She tries to give the impression that it is within her remit to call an independence referendum. Legally she does not have that power. An agreement with the UK government, under the terms set out in Section 30 of the Scotland Act 1998, would be required.

I really do believe that the time has come for the electorate of Scotland to turn their backs on the SNP. The policies and aspirations of Ms Sturgeon and her followers can only lead to Scotland’s eventual downfall.

Robert I G Scott

Ceres, Fife

First Minister Nicola Sturgeon has now set out her conditions for the Brexit negotiations. Rather than respect the result of a referendum, and work to get the best deal for Scotland by reclaiming powers over such things as agriculture, fishing and VAT for Holyrood, she has decided to reject the verdict of the people and essentially try to ignore their vote.
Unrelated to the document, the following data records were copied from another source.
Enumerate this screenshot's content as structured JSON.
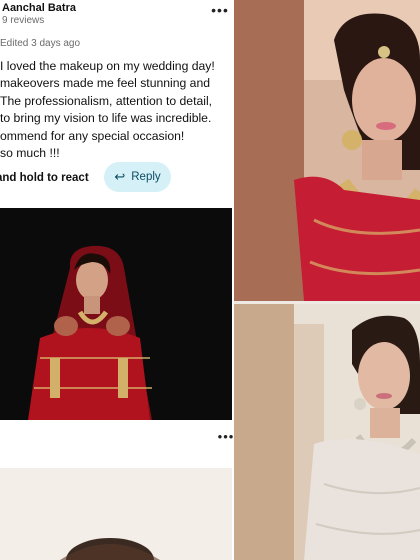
{
  "review": {
    "reviewer_name": "Aanchal Batra",
    "reviewer_meta": "9 reviews",
    "edited": "Edited 3 days ago",
    "lines": [
      "I loved the makeup on my wedding day!",
      "makeovers made me feel stunning and",
      "The professionalism, attention to detail,",
      "to bring my vision to life was incredible.",
      "ommend for any special occasion!",
      "so much !!!"
    ],
    "hold_hint": "and hold to react",
    "reply_label": "Reply"
  },
  "icons": {
    "more": "more-horizontal-icon",
    "reply": "reply-arrow-icon"
  },
  "colors": {
    "reply_bg": "#d5f1f7",
    "reply_text": "#0d4b63",
    "meta_text": "#6b6b6b"
  }
}
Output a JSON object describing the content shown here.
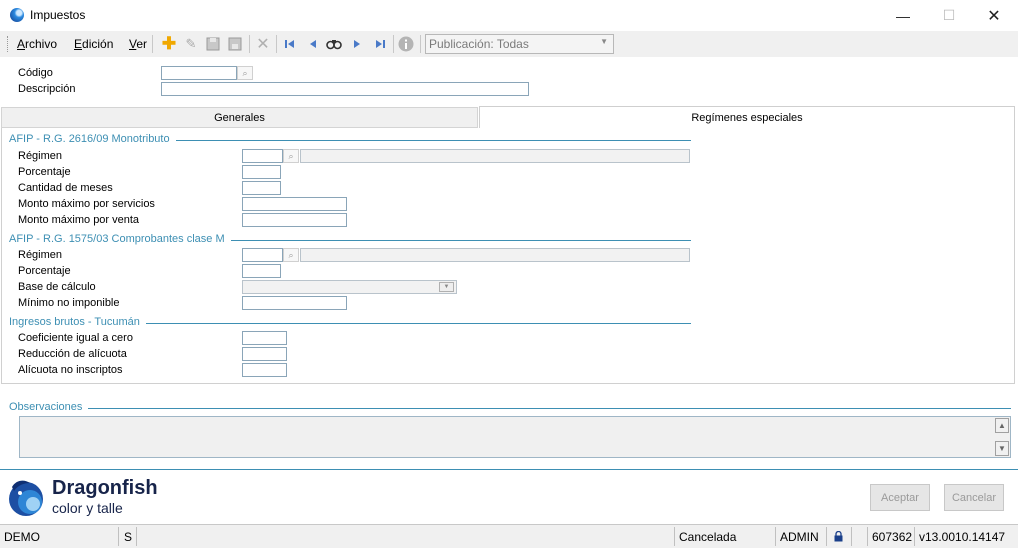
{
  "window": {
    "title": "Impuestos",
    "minimize": "—",
    "maximize": "☐",
    "close": "✕"
  },
  "menu": {
    "archivo_first": "A",
    "archivo_rest": "rchivo",
    "edicion_first": "E",
    "edicion_rest": "dición",
    "ver_first": "V",
    "ver_rest": "er"
  },
  "toolbar": {
    "publicacion": "Publicación: Todas"
  },
  "form": {
    "codigo_label": "Código",
    "descripcion_label": "Descripción"
  },
  "tabs": {
    "generales": "Generales",
    "especiales": "Regímenes especiales"
  },
  "sections": {
    "monotributo": {
      "title": "AFIP - R.G. 2616/09 Monotributo",
      "regimen": "Régimen",
      "porcentaje": "Porcentaje",
      "cantidad_meses": "Cantidad de meses",
      "monto_servicios": "Monto máximo por servicios",
      "monto_venta": "Monto máximo por venta"
    },
    "clase_m": {
      "title": "AFIP - R.G. 1575/03 Comprobantes clase M",
      "regimen": "Régimen",
      "porcentaje": "Porcentaje",
      "base_calculo": "Base de cálculo",
      "minimo": "Mínimo no imponible"
    },
    "tucuman": {
      "title": "Ingresos brutos - Tucumán",
      "coeficiente": "Coeficiente igual a cero",
      "reduccion": "Reducción de alícuota",
      "alicuota": "Alícuota no inscriptos"
    },
    "observaciones": {
      "title": "Observaciones"
    }
  },
  "brand": {
    "name": "Dragonfish",
    "tagline": "color y talle"
  },
  "buttons": {
    "aceptar": "Aceptar",
    "cancelar": "Cancelar"
  },
  "status": {
    "db": "DEMO",
    "s": "S",
    "estado": "Cancelada",
    "user": "ADMIN",
    "number": "607362",
    "version": "v13.0010.14147"
  },
  "colors": {
    "accent": "#3d8fb3",
    "toolbar_bg": "#f0f0f0"
  }
}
No-one has voted to keep Scotland in the EU – that question has not been asked.

With such a pro-EU stance the SNP leadership are rapidly backing themselves into a corner where if they call Indyref2 it would have to be a straight choice between remaining in the UK or remaining in/joining the EU. A choice between remaining in a Union offering increasing devolution and more powers for Edinburgh, or being part of the EU where power and control only ever moves to Brussels.

It is difficult to see how the enthusiasm of the Yes campaign could really be repeated when the cause would be to reduce the parliament in Edinburgh to a regional administration office of the EU, with a new currency and possibly a new trade border with our biggest market, both controlled by Brussels.

There is, of course, a third option for Scotland: proper Independence. Edinburgh and London would be free to set up whatever arrangements they wanted across a new border, without interference. They could even create a “common market” and share a currency.

A probable route to independence will come by good governance by the Edinburgh parliament until it can be shown there would be no fear from going it alone. Demonstrate this and they could go to the country in a few years’ time with a positive message: “Look at what we have done so far, and consider what more we could do if independent.”

Chris Rix

Elphin, Sutherland

The First Minister protests too much in regards to the EU. For each of her five “key interests” in relation to Scotland’s place in the EU, there are strong arguments in relation to our place in the UK.

But the ideology of Nationalism demands we should see one side and not the other. So for economic prosperity we are to think only of jobs and businesses dependent on the EU and forget about those similarly dependent on the rest of the UK, even though those are four times in number. On democracy we are to view the EU referendum outcome as a plebiscite on Scotland’s future when it was no such thing. On social protection we are to believe that we cannot legislate well for ourselves but should rather depend upon the judgement of Brussels.

The First Minister talks of the importance of solidarity in areas such as security, environment and crime when it is the UK that is undeniably the most significant partnership for Scotland in this regard.

Finally, she speaks of influence in the world, yet only the most ardent of Nationalists could deny that as part of the UK we have a serious voice on the world stage, whereas separated as a nation of just over five million we would have next to no influence in the EU of over 500 million, and in a world context would become simply inconsequential.

Keith Howell

West Linton, Peeblesshire